Thailand’s Richest 2018: The Newsmakers
This story is part of Forbes’ coverage of Thailands’s Richest 2018. See the full list here.
After a subdued spell, Thailand’s economy is gathering momentum. With rising exports and a recovery in domestic demand, the World Bank has forecast that for the first time since 2012, economic growth will exceed 4% in 2018. Relative to this modest upturn, the nation’s richest are enjoying a disproportionate wealth boom, spurred by stock market gains and a stronger baht. The Top 50 are collectively worth more than $162 billion, up by close to one third since we last measured fortunes 11 months ago.
Rising To The Top
Two-thirds of the nation’s richest saw their wealth swell, with the top four alone adding close to $25 billion. Among the big dollar gainers were the Chearavanont brothers of the Charoen Pokphand Group, who remain at No. 1 with a record $30 billion. They got a boost from soaring shares of their key holdings, such as 7-Eleven operator CP All, which benefited from an uptick in consumer sentiment, and Chinese insurer Ping An, whose fintech bets are paying off.
All four energy drink fortunes were up, and none more so than that linked to Red Bull, owned by Chalerm Yoovidhya and his clan.
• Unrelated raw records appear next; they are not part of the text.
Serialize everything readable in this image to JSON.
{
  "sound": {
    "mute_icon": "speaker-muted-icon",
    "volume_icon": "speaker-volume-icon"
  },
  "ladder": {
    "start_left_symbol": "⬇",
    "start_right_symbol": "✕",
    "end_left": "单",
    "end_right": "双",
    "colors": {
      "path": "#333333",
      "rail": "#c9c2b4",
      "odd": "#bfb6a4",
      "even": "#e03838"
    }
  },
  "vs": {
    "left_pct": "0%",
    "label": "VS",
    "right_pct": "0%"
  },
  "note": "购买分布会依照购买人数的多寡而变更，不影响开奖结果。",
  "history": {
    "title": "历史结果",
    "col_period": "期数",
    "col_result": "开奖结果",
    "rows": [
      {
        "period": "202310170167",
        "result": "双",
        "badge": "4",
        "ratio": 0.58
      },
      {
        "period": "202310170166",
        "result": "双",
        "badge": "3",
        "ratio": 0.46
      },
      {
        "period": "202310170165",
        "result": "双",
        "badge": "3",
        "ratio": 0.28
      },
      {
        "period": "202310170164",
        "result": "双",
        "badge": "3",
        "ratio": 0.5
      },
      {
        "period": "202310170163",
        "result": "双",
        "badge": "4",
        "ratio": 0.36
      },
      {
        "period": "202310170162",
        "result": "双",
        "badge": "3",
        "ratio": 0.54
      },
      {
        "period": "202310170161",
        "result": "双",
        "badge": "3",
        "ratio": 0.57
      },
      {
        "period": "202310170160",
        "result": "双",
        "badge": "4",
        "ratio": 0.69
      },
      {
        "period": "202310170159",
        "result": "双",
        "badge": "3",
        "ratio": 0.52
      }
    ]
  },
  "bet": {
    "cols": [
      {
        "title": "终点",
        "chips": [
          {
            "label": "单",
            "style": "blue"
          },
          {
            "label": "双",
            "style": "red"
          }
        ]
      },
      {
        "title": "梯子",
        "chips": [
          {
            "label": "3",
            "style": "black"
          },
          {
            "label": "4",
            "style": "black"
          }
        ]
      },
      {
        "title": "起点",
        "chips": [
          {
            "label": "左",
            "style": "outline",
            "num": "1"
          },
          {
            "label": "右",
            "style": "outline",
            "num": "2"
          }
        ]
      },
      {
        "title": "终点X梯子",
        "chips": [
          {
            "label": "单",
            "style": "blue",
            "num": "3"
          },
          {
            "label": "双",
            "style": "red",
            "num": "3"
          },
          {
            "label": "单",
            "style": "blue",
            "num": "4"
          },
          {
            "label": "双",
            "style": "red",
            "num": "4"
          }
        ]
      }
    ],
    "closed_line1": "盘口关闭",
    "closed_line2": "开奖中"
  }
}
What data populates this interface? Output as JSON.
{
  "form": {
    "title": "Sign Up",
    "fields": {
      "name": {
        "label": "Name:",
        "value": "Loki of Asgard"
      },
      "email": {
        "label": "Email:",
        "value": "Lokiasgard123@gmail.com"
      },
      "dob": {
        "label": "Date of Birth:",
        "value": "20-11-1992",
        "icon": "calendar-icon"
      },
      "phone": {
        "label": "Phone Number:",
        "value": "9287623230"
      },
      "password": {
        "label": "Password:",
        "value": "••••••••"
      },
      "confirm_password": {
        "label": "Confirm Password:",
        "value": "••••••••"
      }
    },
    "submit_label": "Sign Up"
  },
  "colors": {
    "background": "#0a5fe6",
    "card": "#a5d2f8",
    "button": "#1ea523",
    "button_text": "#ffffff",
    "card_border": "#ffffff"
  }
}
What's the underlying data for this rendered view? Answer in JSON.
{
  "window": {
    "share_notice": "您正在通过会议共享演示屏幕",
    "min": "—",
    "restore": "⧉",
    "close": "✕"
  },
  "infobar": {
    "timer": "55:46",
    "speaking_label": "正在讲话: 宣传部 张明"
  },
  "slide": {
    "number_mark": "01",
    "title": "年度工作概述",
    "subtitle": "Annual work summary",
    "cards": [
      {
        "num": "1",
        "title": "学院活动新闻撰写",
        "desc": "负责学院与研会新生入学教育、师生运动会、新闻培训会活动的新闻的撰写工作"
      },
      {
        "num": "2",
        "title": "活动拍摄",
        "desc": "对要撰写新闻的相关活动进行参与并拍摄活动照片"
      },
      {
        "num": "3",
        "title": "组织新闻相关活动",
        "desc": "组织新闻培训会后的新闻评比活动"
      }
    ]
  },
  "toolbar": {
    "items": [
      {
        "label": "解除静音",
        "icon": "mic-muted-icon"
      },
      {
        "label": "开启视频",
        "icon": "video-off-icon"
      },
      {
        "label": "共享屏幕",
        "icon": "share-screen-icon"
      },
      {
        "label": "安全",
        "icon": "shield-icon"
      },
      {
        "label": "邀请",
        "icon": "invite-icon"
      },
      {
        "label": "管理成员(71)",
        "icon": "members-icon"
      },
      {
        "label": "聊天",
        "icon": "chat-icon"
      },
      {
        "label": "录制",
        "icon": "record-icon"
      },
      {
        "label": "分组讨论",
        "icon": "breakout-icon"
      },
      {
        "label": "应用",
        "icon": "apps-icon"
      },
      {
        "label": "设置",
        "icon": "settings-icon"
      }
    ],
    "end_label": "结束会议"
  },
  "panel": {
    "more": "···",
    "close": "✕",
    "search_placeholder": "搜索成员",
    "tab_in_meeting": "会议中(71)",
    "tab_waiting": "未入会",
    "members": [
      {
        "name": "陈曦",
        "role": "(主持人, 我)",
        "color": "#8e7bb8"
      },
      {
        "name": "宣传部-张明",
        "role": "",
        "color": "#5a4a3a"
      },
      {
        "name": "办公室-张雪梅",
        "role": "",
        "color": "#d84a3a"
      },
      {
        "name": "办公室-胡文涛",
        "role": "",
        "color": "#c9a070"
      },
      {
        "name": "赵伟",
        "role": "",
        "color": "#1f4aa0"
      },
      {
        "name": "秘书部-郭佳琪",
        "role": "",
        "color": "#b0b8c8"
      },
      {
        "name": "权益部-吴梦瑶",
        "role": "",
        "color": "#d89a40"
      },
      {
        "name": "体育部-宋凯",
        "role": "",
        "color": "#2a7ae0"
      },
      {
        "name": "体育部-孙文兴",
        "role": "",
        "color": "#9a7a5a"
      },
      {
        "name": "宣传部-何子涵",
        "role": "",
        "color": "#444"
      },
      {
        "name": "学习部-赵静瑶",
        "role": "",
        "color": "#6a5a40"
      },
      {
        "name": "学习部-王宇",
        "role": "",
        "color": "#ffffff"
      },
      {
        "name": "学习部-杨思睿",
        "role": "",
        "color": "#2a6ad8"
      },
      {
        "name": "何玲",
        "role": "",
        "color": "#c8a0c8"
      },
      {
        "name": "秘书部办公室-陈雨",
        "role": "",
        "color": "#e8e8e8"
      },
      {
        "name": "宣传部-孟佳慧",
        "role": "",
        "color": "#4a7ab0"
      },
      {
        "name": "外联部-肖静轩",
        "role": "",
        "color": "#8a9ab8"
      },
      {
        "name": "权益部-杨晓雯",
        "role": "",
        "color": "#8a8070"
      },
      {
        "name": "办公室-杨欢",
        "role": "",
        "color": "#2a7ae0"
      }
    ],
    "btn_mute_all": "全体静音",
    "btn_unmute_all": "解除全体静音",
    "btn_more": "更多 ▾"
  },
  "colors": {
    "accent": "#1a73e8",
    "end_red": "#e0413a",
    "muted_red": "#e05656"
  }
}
Analysts recommended a revaluation of privately held Red Bull, more in line with its listed American rival Monster, and that pushed Yoovidhya up to No. 3.
Another big winner is hyperactive, Indian-born plastics tycoon Aloke Lohia, whose prolific dealmaking since 2014 has seen his Indorama Ventures net 16 acquisitions across the globe, including in Europe and North America. For 2017, the company, which rose to the top ten ranks of Asian plastics makers, reported a 17% jump in revenue to $8.4 billion. A Bangkok resident for three decades, Lohia’s wealth surged 89% to $3.3 billion.
More on Forbes: Thailand’s Richest 2018: Skin Whitening Boom Continues To Surge Across Asia
Reflecting rising prosperity, there are 32 billion-dollar-plus fortunes this year, four more than in 2017. The four new names on the list include two newly minted billionaires, who join the ranks after taking their companies public. U.S.-educated Sarath Ratanavadi, CEO of Gulf Energy Development, which listed in December, is the richest newcomer, with $3.4 billion. The buoyant beauty business yielded two newcomers, including Sarawut Pornpatanaruk, whose Do Day Dream is cashing in on the skin-whitening craze.
Of the nine women who feature in the top 50, two returned to the fold this year, including matriarch Somporn Juangroongruangkit, chairman of auto parts group Thai Summit, whose son Thanathorn took a surprising plunge into politics.
Media magnates, buffeted by weak ad revenues and competition from online channels, were among those who didn’t fare well. Given the list’s required minimum net worth of $600 million, seven dropped off, including Pawat Vitoorapakorn, whose plastic packaging maker Eastern Polymer Group saw revenue and net profit fall on tepid demand and higher raw material costs. A poaching scandal involving infrastructure tycoon Premchai Karnasuta, who fell off two years ago, kept him in the news.
Net worths are based on stock prices and exchange rates from April 20.
Reporting by Megha Bahree, Ron Gluckman, Sean Kilachand, Suzanne Nam, Anuradha Raghunathan and Busrin Treerapongpichit
|CryptoCurrency||USD||Change 1h||Change 24h||Change 7d|
|---||0.00 %||0.00 %|